For more writing tips, see the Hamilton Writing Center’s “Seven Deadly Sins of Writing.”
College Essay Tips
Hamilton: Words Matter
As a college with a long tradition of emphasizing writing and speaking as cornerstone values, we like to say that students come to Hamilton to find their voice. In our admission process, we seek students who embody that aspiration and demonstrate that potential in their application essays and short-answers, and their communication with us.

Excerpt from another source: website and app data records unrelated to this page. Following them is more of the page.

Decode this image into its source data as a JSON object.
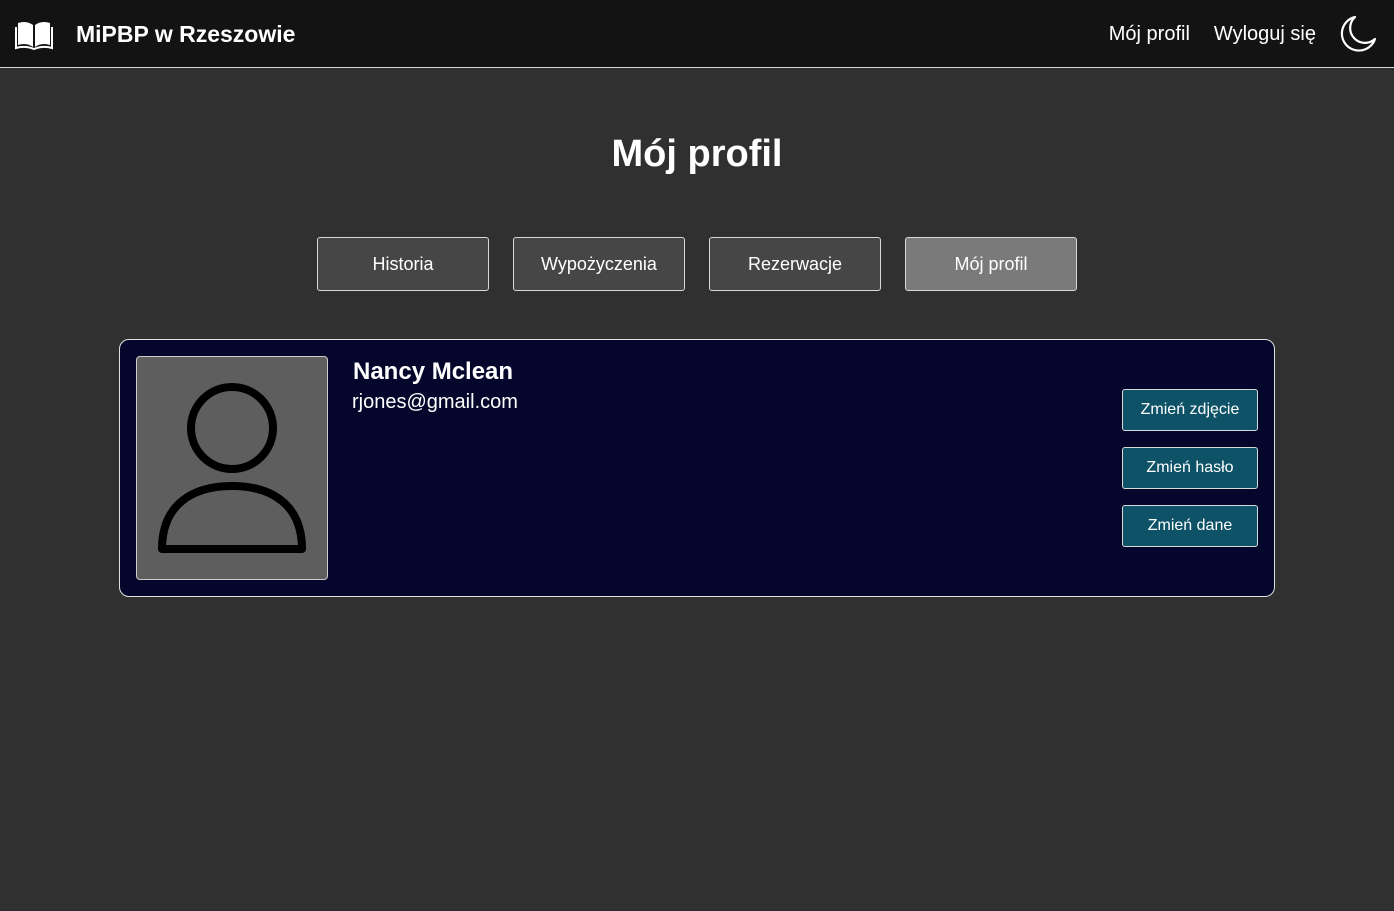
{
  "navbar": {
    "brand_icon": "open-book-icon",
    "brand_title": "MiPBP w Rzeszowie",
    "links": [
      {
        "label": "Mój profil"
      },
      {
        "label": "Wyloguj się"
      }
    ],
    "theme_icon": "moon-icon"
  },
  "page": {
    "title": "Mój profil"
  },
  "tabs": [
    {
      "label": "Historia",
      "active": false
    },
    {
      "label": "Wypożyczenia",
      "active": false
    },
    {
      "label": "Rezerwacje",
      "active": false
    },
    {
      "label": "Mój profil",
      "active": true
    }
  ],
  "profile": {
    "avatar_icon": "user-silhouette-icon",
    "name": "Nancy Mclean",
    "email": "rjones@gmail.com",
    "actions": [
      {
        "label": "Zmień zdjęcie"
      },
      {
        "label": "Zmień hasło"
      },
      {
        "label": "Zmień dane"
      }
    ]
  },
  "colors": {
    "background": "#303030",
    "navbar": "#131313",
    "tab": "#464646",
    "tab_active": "#7a7a7a",
    "card": "#04072b",
    "action_button": "#0d5267",
    "avatar_bg": "#5e5e5e"
  }
}
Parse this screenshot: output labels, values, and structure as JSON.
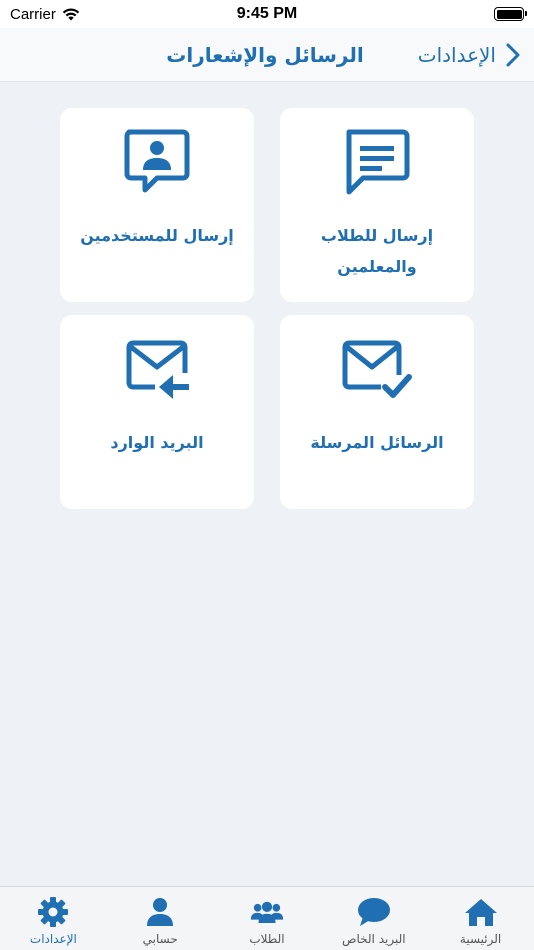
{
  "status_bar": {
    "carrier": "Carrier",
    "time": "9:45 PM"
  },
  "nav": {
    "title": "الرسائل والإشعارات",
    "back_label": "الإعدادات"
  },
  "cards": [
    {
      "id": "send-students-teachers",
      "label": "إرسال للطلاب والمعلمين",
      "icon": "message-lines-icon"
    },
    {
      "id": "send-users",
      "label": "إرسال للمستخدمين",
      "icon": "message-user-icon"
    },
    {
      "id": "sent-messages",
      "label": "الرسائل المرسلة",
      "icon": "mail-check-icon"
    },
    {
      "id": "inbox",
      "label": "البريد الوارد",
      "icon": "mail-inbox-icon"
    }
  ],
  "tabs": [
    {
      "id": "home",
      "label": "الرئيسية",
      "icon": "home-icon",
      "active": false
    },
    {
      "id": "private-mail",
      "label": "البريد الخاص",
      "icon": "chat-bubble-icon",
      "active": false
    },
    {
      "id": "students",
      "label": "الطلاب",
      "icon": "users-group-icon",
      "active": false
    },
    {
      "id": "account",
      "label": "حسابي",
      "icon": "user-icon",
      "active": false
    },
    {
      "id": "settings",
      "label": "الإعدادات",
      "icon": "gear-icon",
      "active": true
    }
  ],
  "colors": {
    "accent": "#1f6fb2",
    "background": "#eef1f6",
    "card": "#ffffff",
    "tab_inactive_label": "#555555"
  }
}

But don’t let that intimidate you. Really good writing is hard, and takes lots of practice (and you will get plenty of that in college!). We do not expect perfection, but we do hope to get to know you a little bit better through your writing. Think of it as your chance to have a voice, and a seat at the table with the admission committee who is reading your application. What do you want them to know about you?

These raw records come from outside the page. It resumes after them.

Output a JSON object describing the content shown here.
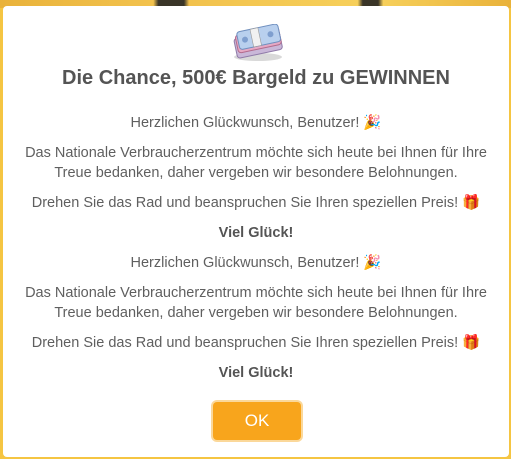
{
  "dialog": {
    "title": "Die Chance, 500€ Bargeld zu GEWINNEN",
    "blocks": [
      {
        "greeting": "Herzlichen Glückwunsch, Benutzer! 🎉",
        "message": "Das Nationale Verbraucherzentrum möchte sich heute bei Ihnen für Ihre Treue bedanken, daher vergeben wir besondere Belohnungen.",
        "instruction": "Drehen Sie das Rad und beanspruchen Sie Ihren speziellen Preis! 🎁",
        "good_luck": "Viel Glück!"
      },
      {
        "greeting": "Herzlichen Glückwunsch, Benutzer! 🎉",
        "message": "Das Nationale Verbraucherzentrum möchte sich heute bei Ihnen für Ihre Treue bedanken, daher vergeben wir besondere Belohnungen.",
        "instruction": "Drehen Sie das Rad und beanspruchen Sie Ihren speziellen Preis! 🎁",
        "good_luck": "Viel Glück!"
      }
    ],
    "ok_label": "OK",
    "icon": "money-bundle-icon"
  },
  "colors": {
    "button": "#f8a51c",
    "text": "#5f5f5f",
    "backdrop": "#f5c542"
  }
}
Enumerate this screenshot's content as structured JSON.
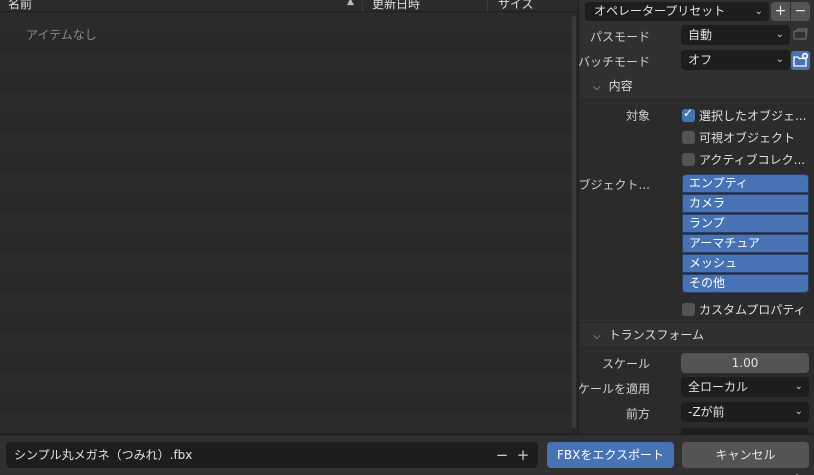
{
  "file_list": {
    "columns": {
      "name": "名前",
      "modified": "更新日時",
      "size": "サイズ"
    },
    "empty_text": "アイテムなし"
  },
  "sidebar": {
    "operator_preset": {
      "label": "オペレータープリセット",
      "add": "+",
      "remove": "−"
    },
    "path_mode": {
      "label": "パスモード",
      "value": "自動"
    },
    "batch_mode": {
      "label": "バッチモード",
      "value": "オフ"
    },
    "include_panel": {
      "title": "内容",
      "target_label": "対象",
      "checkboxes": [
        {
          "label": "選択したオブジェ...",
          "checked": true
        },
        {
          "label": "可視オブジェクト",
          "checked": false
        },
        {
          "label": "アクティブコレク...",
          "checked": false
        }
      ],
      "object_types_label": "オブジェクト...",
      "object_types": [
        "エンプティ",
        "カメラ",
        "ランプ",
        "アーマチュア",
        "メッシュ",
        "その他"
      ],
      "custom_props": {
        "label": "カスタムプロパティ",
        "checked": false
      }
    },
    "transform_panel": {
      "title": "トランスフォーム",
      "scale": {
        "label": "スケール",
        "value": "1.00"
      },
      "apply_scale": {
        "label": "スケールを適用",
        "value": "全ローカル"
      },
      "forward": {
        "label": "前方",
        "value": "-Zが前"
      }
    }
  },
  "bottom_bar": {
    "filename": "シンプル丸メガネ（つみれ）.fbx",
    "decrement": "−",
    "increment": "+",
    "export_label": "FBXをエクスポート",
    "cancel_label": "キャンセル"
  },
  "colors": {
    "accent": "#4772b3",
    "panel": "#303030",
    "field": "#1d1d1d",
    "list_bg": "#282828"
  }
}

The Hamilton Admission Team offers these tips for you to consider when sitting down to write your college application essays.
College Essay tips

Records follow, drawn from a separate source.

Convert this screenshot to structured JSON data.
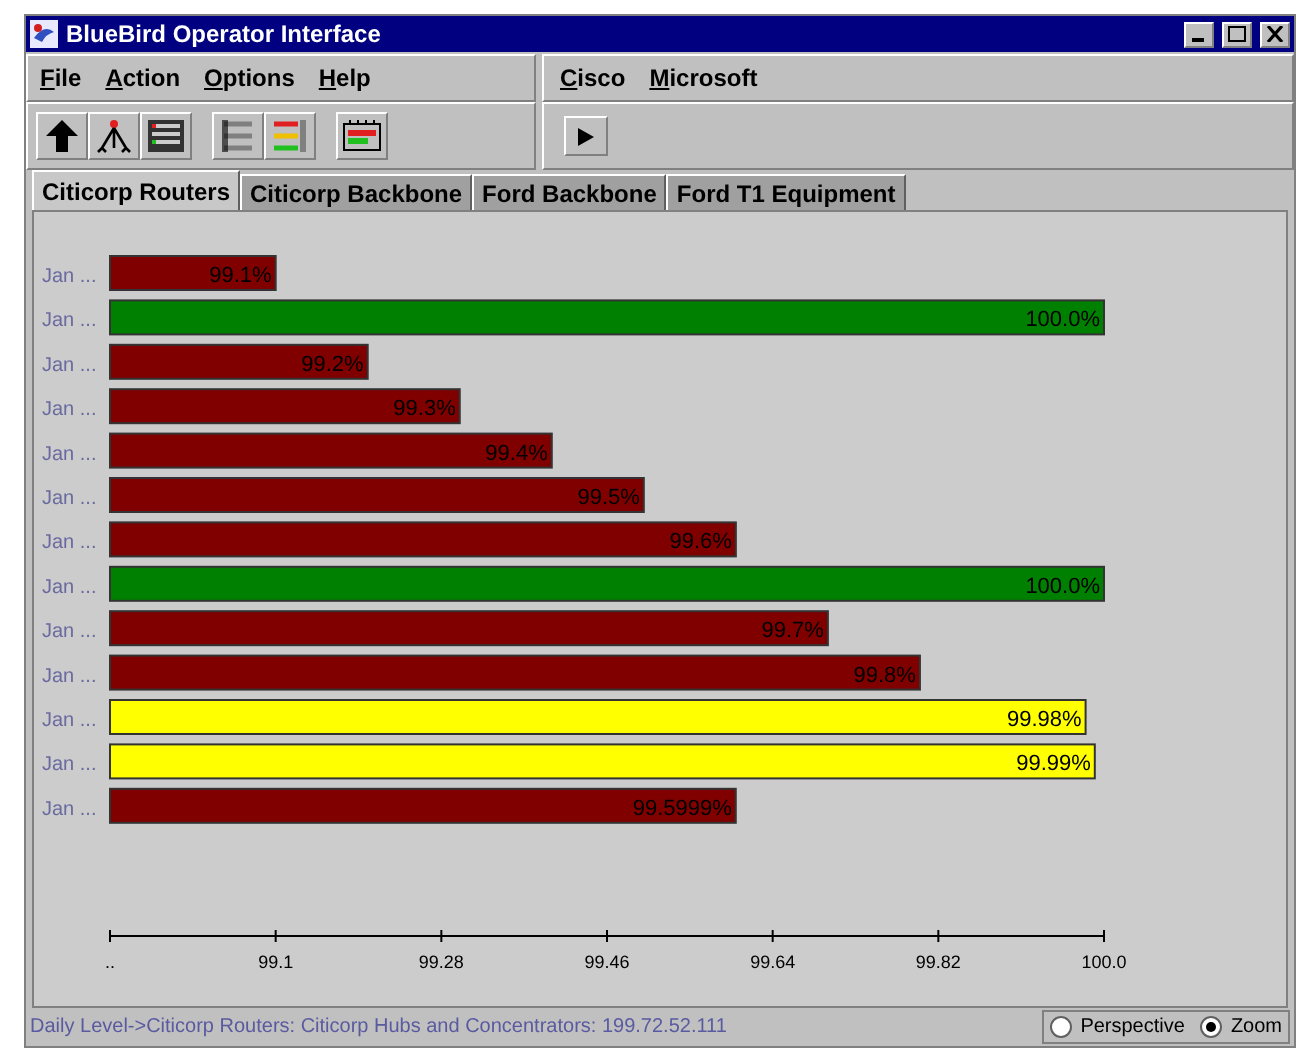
{
  "window": {
    "title": "BlueBird Operator Interface"
  },
  "menus_left": [
    "File",
    "Action",
    "Options",
    "Help"
  ],
  "menus_right": [
    "Cisco",
    "Microsoft"
  ],
  "tabs": [
    {
      "label": "Citicorp Routers",
      "selected": true
    },
    {
      "label": "Citicorp Backbone",
      "selected": false
    },
    {
      "label": "Ford Backbone",
      "selected": false
    },
    {
      "label": "Ford T1 Equipment",
      "selected": false
    }
  ],
  "chart": {
    "chart_data": {
      "type": "bar",
      "orientation": "horizontal",
      "categories": [
        "Jan ...",
        "Jan ...",
        "Jan ...",
        "Jan ...",
        "Jan ...",
        "Jan ...",
        "Jan ...",
        "Jan ...",
        "Jan ...",
        "Jan ...",
        "Jan ...",
        "Jan ...",
        "Jan ..."
      ],
      "series": [
        {
          "color": "#800000",
          "values": [
            99.1,
            null,
            99.2,
            99.3,
            99.4,
            99.5,
            99.6,
            null,
            99.7,
            99.8,
            null,
            null,
            99.5999
          ]
        },
        {
          "color": "#008000",
          "values": [
            null,
            100.0,
            null,
            null,
            null,
            null,
            null,
            100.0,
            null,
            null,
            null,
            null,
            null
          ]
        },
        {
          "color": "#ffff00",
          "values": [
            null,
            null,
            null,
            null,
            null,
            null,
            null,
            null,
            null,
            null,
            99.98,
            99.99,
            null
          ]
        }
      ],
      "value_labels": [
        "99.1%",
        "100.0%",
        "99.2%",
        "99.3%",
        "99.4%",
        "99.5%",
        "99.6%",
        "100.0%",
        "99.7%",
        "99.8%",
        "99.98%",
        "99.99%",
        "99.5999%"
      ],
      "xlim": [
        98.92,
        100
      ],
      "xticks": [
        {
          "value": 98.92,
          "label": ".."
        },
        {
          "value": 99.1,
          "label": "99.1"
        },
        {
          "value": 99.28,
          "label": "99.28"
        },
        {
          "value": 99.46,
          "label": "99.46"
        },
        {
          "value": 99.64,
          "label": "99.64"
        },
        {
          "value": 99.82,
          "label": "99.82"
        },
        {
          "value": 100,
          "label": "100.0"
        }
      ]
    }
  },
  "status_bar": {
    "text": "Daily Level->Citicorp Routers: Citicorp Hubs and Concentrators: 199.72.52.111"
  },
  "view_options": [
    {
      "label": "Perspective",
      "selected": false
    },
    {
      "label": "Zoom",
      "selected": true
    }
  ]
}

- It goes without saying that your essay needs to be written by you. Believe it or not, the voice of a teenager is very different from a parent’s, and we’ve gotten pretty good at spotting the differences.
- Choose a topic that’s right for YOU – something about which you’re passionate. If you’re not interested in what you’re writing about, chances are no one will be interested in reading it. The best ideas for topics come when you least expect them...write them down as soon as you are inspired, and keep a running list on your phone.
- Share something that’s unique to your experience, or information that we’re unlikely to learn about you elsewhere in your application. Most important is for you to be real and be yourself; unless you want to be a theatre major, it is way too hard to try to be what you think we want you to be. (And, truly, we just want you to be you.)
- In sharing something about yourself, you don’t need to share everything about yourself. It is ok to be personal, and writing about growth and mistakes is good (perhaps even welcomed); but resist the urge to be too casual or to over-share.
- If you are passionate about an issue, don’t avoid it because it may be controversial. At the same time, your essay topic does not have to be world-changing and does not have to demonstrate you are perfect. Sometimes the simplest topic leads to the best essay.
- Be a good storyteller. Use a strong opener – catch our attention right from the start. Poignant moments in time, with a little bit of reflection, often make great essays.
- Show rather than tell. Use anecdotes, examples, and descriptions. Make it your best, most engaging writing. Trim the fat. (And resist the urge to use the thesaurus!)
- Revise often and early, proofread carefully, read it aloud, and don’t be afraid to start over. It is ok to have someone else look over the essay to help you catch things you missed, but don’t over-edit and make it sound like a research paper.
- Remember, substance and voice are better than perfection.
- You’ve got a great essay in you!